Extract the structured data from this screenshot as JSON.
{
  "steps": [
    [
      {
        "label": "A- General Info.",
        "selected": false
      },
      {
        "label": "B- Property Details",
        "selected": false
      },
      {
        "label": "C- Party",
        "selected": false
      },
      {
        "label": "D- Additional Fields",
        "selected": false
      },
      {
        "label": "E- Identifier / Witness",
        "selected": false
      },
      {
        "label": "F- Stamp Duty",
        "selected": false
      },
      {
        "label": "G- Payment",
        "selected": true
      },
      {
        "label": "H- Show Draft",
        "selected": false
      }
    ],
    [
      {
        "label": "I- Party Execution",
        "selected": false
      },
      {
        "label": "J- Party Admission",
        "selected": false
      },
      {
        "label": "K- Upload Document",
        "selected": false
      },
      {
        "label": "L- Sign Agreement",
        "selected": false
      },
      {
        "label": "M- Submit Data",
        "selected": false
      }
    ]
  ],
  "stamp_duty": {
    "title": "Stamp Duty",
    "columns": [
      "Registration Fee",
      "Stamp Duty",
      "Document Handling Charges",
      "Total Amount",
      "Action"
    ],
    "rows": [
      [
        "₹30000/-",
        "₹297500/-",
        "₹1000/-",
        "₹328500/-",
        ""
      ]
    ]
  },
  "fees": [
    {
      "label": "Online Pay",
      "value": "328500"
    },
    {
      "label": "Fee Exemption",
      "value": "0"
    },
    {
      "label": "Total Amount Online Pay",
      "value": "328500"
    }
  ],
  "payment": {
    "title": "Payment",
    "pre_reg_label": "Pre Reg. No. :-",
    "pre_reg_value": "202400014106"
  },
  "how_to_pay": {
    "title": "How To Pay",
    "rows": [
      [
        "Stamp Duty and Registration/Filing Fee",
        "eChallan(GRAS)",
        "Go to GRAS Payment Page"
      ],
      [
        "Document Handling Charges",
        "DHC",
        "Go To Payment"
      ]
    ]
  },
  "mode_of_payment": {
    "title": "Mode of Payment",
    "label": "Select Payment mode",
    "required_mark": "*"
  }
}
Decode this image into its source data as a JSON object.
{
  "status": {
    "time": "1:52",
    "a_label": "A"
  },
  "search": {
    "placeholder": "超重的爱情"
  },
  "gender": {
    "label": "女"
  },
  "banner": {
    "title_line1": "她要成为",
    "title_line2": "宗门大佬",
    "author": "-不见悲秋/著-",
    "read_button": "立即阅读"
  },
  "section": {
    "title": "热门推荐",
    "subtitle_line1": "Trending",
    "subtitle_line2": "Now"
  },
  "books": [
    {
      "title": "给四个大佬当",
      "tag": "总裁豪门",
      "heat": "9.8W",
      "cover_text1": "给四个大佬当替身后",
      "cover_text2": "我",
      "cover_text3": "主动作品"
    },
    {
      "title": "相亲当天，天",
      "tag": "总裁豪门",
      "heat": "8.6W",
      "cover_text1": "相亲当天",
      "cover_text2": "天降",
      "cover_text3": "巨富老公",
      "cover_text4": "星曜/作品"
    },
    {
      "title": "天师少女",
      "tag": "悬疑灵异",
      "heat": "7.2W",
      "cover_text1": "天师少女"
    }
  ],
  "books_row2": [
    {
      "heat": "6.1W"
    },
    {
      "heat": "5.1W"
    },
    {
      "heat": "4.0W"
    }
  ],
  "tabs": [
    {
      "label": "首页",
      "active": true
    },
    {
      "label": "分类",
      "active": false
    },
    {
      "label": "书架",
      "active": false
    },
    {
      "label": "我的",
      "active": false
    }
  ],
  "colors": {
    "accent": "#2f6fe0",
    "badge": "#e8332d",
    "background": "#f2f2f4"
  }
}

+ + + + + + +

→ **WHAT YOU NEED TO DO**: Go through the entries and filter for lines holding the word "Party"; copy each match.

→ **THE ANSWER**:
        "label": "C- Party",
        "label": "I- Party Execution",
        "label": "J- Party Admission",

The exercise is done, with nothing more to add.